Secular Power Europe and Islam argues that secularism is not the central principle of international relations but should be considered as one belief system that influences international politics. Through an exploration of Europe's secular identity, an identity that is seen erroneously as normative, author Sarah Wolff shows how Islam confronts the EU's existential anxieties about its security and its secular identity. Islam disrupts Eurocentric assumptions about democracy and revolution and human rights. Through three case studies, Wolff encourages the reader to unpack secularism as a bedrock principle of IR and diplomacy. This book argues that the EU's interest and diplomacy activities in relation to religion, and to Islam specifically, is shaped by the insistence on a European secular identity, which should be reconsidered in areas of religion and foreign policy.
This volume explores current interactions between Muslims and the more or less secularized public spaces of several European states, assessing the challenges such interactions imply for both Muslims and the societies in which they now live.
In the post-9/11 era the complexity of Muslim and non-Muslim relations within Europe has sharpened: Global events have contributed to the reshaping of religious and cultural, in particular Muslim, representations and arenas.
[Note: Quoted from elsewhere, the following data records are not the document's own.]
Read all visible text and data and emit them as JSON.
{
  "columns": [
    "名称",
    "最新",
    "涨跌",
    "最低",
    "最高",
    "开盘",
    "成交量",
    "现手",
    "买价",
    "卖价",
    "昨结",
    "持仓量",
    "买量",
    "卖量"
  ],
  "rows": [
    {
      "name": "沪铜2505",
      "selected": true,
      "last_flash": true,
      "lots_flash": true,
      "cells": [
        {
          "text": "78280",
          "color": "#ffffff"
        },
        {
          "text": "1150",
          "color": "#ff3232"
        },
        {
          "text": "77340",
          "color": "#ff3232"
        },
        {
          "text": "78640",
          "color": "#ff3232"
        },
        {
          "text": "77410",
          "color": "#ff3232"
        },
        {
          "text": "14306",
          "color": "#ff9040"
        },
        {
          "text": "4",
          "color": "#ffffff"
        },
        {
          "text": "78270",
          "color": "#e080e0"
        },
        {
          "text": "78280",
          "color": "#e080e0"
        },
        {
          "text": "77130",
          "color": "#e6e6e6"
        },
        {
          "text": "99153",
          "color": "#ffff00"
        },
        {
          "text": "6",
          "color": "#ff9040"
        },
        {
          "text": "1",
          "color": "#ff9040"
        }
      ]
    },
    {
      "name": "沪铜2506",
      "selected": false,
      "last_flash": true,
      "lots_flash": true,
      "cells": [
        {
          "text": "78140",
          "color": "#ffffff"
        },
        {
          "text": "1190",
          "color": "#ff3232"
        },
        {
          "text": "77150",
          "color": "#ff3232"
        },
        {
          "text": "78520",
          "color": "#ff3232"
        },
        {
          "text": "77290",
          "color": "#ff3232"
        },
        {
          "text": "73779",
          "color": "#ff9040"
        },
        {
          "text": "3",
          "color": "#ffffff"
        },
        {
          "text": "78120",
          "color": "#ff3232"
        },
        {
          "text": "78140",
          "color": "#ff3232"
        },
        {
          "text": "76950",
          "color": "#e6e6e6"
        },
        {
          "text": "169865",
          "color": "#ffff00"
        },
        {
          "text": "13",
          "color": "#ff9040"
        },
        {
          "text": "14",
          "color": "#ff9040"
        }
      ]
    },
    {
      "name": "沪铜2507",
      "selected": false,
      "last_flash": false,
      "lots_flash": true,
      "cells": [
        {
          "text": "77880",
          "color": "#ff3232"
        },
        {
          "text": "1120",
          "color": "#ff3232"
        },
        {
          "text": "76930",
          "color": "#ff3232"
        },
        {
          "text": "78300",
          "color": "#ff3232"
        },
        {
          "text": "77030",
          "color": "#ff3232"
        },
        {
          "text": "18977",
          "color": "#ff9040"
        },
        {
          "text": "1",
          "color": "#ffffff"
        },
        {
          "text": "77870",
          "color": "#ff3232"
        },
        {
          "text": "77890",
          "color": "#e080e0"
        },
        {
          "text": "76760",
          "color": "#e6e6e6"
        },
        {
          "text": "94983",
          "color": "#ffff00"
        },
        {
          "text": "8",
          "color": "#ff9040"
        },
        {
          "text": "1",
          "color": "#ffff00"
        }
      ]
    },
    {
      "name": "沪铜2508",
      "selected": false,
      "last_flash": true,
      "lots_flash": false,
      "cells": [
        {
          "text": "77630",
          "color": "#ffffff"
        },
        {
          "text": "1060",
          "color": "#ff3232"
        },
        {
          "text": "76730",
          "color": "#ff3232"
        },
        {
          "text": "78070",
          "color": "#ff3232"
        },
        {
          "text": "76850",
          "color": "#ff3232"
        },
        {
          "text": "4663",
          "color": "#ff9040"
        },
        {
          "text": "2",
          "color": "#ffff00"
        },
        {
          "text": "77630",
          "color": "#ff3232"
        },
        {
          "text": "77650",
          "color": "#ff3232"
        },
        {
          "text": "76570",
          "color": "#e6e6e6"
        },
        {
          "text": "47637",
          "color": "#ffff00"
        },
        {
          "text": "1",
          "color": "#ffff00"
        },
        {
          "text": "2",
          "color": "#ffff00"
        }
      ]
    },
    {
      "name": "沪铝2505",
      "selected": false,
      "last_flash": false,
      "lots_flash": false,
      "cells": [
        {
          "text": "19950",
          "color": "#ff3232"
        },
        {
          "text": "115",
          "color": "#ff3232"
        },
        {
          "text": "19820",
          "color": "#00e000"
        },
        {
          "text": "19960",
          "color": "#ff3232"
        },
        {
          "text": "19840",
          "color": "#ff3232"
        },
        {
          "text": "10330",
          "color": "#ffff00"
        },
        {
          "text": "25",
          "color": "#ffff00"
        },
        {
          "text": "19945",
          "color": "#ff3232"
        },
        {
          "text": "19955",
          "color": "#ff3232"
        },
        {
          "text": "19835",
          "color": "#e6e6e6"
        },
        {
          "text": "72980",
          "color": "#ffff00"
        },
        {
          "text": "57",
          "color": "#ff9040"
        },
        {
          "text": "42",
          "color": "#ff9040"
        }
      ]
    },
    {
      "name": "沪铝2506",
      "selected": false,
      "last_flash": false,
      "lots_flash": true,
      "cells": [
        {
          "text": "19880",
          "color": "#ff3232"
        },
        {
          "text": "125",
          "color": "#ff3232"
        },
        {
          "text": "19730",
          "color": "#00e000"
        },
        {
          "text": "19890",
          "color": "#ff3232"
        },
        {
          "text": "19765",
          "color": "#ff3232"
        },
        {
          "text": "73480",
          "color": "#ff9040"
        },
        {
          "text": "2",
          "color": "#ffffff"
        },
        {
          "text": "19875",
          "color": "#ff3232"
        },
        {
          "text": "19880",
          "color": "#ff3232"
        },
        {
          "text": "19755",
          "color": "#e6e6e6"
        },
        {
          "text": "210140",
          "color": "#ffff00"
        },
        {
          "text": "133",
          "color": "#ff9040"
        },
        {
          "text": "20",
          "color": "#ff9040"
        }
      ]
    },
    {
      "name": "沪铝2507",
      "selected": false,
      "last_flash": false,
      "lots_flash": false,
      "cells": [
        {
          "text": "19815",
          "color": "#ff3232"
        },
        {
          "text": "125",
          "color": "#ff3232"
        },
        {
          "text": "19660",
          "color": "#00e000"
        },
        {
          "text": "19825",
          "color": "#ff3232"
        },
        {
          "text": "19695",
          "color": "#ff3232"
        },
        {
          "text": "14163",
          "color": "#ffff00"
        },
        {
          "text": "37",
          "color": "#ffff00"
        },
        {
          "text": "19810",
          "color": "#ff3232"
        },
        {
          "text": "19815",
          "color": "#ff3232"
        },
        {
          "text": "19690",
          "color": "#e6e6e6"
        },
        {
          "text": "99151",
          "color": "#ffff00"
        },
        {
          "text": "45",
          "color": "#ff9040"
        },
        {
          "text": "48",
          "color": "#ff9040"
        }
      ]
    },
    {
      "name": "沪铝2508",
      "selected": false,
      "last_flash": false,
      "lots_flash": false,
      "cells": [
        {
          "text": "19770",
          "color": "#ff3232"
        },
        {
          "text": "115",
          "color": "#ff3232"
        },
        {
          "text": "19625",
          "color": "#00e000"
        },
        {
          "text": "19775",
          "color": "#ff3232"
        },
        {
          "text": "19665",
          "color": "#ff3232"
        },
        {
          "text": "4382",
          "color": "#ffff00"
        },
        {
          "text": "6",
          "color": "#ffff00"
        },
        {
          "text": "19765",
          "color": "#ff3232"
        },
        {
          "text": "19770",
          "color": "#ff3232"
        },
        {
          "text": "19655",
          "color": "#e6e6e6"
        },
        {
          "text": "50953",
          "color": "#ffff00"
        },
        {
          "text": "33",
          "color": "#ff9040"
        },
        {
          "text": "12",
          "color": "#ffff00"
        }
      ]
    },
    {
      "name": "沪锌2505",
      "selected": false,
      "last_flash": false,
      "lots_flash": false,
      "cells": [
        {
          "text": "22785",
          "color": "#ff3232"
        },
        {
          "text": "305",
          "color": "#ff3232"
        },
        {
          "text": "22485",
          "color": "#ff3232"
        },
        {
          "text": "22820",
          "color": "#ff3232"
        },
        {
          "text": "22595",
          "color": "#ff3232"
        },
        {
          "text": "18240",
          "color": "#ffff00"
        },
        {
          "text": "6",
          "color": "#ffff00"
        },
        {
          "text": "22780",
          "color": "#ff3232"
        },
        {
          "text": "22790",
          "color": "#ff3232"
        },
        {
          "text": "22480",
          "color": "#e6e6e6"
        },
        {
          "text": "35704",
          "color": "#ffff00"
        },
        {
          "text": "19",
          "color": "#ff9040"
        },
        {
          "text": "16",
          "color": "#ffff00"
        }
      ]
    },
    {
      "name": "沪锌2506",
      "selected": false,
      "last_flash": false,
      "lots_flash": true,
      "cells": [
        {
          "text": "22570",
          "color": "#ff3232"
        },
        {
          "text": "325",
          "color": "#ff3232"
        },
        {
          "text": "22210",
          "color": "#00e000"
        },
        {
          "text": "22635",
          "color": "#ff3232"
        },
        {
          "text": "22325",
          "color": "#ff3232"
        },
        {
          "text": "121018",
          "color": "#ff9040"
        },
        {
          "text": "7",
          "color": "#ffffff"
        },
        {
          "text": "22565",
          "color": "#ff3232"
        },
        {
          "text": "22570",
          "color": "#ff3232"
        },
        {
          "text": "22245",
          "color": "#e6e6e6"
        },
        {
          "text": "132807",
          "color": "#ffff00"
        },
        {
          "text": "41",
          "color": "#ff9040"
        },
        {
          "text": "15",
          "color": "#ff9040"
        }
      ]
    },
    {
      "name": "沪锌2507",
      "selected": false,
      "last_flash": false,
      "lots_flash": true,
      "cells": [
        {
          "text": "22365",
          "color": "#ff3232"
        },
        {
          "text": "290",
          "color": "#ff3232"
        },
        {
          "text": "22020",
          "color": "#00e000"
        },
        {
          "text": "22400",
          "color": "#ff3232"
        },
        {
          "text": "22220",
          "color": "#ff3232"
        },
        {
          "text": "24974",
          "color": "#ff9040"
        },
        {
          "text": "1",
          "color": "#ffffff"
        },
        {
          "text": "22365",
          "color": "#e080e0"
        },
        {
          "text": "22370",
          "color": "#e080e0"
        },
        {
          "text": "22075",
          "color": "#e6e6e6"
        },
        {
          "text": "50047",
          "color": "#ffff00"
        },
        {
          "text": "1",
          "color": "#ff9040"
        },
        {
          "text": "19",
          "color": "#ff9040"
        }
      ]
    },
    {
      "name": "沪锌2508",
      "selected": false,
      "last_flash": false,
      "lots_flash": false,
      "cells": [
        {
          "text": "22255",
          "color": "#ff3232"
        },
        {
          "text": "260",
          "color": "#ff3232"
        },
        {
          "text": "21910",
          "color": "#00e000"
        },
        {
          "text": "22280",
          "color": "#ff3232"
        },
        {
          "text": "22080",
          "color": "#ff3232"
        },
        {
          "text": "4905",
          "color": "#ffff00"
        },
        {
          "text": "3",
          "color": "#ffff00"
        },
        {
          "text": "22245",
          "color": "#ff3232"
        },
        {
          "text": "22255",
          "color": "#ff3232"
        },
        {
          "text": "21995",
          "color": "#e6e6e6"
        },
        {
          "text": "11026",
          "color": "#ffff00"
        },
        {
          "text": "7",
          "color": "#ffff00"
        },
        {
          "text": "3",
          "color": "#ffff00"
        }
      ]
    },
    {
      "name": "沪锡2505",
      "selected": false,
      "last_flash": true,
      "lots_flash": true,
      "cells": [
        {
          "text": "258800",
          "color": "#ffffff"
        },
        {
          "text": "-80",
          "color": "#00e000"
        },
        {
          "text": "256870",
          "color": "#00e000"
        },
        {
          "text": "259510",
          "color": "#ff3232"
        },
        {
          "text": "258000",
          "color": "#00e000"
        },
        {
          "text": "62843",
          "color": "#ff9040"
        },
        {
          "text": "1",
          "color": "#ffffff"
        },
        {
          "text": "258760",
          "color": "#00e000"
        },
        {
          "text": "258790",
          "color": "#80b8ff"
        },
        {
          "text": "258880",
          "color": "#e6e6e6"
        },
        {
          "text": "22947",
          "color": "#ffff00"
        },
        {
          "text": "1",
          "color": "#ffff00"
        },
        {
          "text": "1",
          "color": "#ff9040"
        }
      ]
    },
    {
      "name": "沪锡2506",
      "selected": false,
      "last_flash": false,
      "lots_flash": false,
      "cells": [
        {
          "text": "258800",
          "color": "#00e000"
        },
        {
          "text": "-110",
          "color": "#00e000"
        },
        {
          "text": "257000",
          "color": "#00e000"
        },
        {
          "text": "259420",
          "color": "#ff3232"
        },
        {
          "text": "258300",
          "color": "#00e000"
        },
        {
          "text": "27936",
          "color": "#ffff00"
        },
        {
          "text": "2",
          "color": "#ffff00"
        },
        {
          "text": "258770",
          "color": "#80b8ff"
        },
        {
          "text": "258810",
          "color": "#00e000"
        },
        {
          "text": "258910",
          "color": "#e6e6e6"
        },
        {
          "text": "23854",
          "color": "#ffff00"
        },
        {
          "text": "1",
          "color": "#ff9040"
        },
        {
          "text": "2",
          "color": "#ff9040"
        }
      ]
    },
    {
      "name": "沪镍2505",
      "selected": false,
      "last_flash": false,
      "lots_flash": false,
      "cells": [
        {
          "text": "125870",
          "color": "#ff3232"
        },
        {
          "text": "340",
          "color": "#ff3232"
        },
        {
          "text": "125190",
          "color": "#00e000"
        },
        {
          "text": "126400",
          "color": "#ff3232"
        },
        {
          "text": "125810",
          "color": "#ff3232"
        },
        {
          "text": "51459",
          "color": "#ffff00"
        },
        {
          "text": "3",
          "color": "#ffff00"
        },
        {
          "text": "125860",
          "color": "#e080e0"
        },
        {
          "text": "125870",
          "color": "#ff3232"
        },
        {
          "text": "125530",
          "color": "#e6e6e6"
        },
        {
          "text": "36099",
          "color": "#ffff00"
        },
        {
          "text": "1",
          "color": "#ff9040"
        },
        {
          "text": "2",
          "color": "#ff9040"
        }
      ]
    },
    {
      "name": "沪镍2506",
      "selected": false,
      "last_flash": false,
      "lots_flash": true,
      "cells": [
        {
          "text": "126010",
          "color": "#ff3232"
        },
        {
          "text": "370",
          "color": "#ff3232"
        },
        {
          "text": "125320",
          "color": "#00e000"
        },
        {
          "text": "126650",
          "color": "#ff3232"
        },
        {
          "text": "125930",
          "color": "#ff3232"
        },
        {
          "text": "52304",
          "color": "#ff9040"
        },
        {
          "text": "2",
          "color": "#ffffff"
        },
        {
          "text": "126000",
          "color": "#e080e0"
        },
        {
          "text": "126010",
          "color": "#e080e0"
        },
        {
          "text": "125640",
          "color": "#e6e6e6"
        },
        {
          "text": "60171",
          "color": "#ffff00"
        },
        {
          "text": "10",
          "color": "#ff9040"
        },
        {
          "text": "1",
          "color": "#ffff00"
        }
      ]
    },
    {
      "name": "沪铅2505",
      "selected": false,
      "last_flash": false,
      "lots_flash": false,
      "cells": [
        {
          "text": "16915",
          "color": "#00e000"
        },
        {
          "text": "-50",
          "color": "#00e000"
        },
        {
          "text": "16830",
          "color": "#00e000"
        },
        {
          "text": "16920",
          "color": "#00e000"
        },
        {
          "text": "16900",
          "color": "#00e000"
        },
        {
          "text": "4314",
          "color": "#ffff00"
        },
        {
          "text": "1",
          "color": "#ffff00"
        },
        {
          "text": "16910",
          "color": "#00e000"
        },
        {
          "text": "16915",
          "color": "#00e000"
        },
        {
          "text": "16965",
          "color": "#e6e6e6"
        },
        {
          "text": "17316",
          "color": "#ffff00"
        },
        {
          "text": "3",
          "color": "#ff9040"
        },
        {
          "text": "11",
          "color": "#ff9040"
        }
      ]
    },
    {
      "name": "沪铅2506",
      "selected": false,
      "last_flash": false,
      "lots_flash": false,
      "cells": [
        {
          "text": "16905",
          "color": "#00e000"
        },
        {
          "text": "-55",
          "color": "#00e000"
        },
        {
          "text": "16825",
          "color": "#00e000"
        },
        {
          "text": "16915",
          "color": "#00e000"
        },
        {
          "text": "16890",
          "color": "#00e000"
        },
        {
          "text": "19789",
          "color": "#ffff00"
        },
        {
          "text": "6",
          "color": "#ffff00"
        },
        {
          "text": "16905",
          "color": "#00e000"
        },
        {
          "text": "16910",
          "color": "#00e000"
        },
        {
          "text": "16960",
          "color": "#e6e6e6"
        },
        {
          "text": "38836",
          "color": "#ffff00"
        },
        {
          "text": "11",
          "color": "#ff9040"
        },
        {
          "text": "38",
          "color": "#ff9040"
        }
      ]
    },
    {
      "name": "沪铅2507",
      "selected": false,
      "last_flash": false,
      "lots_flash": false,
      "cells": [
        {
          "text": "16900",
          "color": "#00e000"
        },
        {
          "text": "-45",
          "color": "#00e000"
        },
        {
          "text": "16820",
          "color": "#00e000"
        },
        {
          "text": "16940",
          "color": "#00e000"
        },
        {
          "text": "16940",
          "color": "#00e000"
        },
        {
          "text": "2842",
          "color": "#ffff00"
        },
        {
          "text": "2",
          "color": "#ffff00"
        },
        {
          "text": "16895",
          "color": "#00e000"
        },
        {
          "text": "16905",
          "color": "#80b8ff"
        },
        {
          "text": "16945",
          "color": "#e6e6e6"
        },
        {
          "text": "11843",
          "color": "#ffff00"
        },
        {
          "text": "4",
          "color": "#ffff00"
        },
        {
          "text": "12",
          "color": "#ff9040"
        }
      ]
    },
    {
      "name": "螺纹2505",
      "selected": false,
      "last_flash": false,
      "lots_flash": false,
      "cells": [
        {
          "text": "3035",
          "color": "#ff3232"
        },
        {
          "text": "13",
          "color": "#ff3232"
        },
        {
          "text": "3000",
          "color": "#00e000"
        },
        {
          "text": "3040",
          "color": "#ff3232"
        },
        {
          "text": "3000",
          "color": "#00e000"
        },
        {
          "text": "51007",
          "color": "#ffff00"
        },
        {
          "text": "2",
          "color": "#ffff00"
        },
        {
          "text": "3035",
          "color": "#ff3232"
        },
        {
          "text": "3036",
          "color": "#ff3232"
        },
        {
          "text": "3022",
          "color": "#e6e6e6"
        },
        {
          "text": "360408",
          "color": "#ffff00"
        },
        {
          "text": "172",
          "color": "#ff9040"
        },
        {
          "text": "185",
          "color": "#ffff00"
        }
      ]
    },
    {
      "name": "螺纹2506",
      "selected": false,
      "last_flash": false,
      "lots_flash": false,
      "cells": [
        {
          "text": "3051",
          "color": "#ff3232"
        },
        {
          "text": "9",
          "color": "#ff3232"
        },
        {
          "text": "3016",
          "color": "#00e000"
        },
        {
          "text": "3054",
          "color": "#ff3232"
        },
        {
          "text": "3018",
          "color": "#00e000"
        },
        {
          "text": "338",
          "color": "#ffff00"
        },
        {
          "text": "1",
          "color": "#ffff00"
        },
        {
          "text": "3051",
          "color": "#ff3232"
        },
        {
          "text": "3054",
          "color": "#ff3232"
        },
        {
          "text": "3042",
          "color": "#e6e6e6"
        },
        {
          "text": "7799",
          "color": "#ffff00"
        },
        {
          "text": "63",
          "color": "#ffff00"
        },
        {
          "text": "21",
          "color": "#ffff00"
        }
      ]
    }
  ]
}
The position of Europe as such is in doubt. Much of its future depends on how to deal with the emerging new ideals and realities with respect to religion and the challenges of Islam in Europe. Muslim participation in contemporary European affair has been long standing. But in the past the minority status of such ethnic and religious communities from the Middle East has never been in question. Now they are, Cities and communities now boast Muslim majorities. Questions emerge of bilingualism, political participation, head dress at public institutions of learning, and protection of other minorities, such as the Jewish community. On the other side, European concerns over immigration, unemployment, health and welfare for the newly arrived, and the admission of predominantly Muslim states into the European Community have begun to test the social welfare systems of many nations within Europe. The idea of cultural exchange based on tolerance has lost its magical aura. Volume 6 of the Yearbook of the Sociology of Islam presents a variety of discussions and case studies from different European countries related to how Muslims are responding to this situation, how they and Muslim representation change, and how cultural and public negotiation is involved in shaping new perceptions of Islam and Europe.
The Oxford Handbook of European Islam is the first comprehensive approach to the multiple ways Islam has been studied across European countries. It is not a compilation of country profiles but rather a unique analytical review of the state of knowledge about Islam and Muslim in different European countries, as well as on thematic issues such as Hijab, Sharia, or Islamophobia. For this reason, it will remain relevant beyond the continuous flow of eventsthat rapidly make obsolete other sorts of compilation. It is also the first time, that Western and Eastern Europe are systematically analyzed together in one volume on the question of Islam, bringing to light similarities and also differences in the status of Muslims in these different parts of Europe.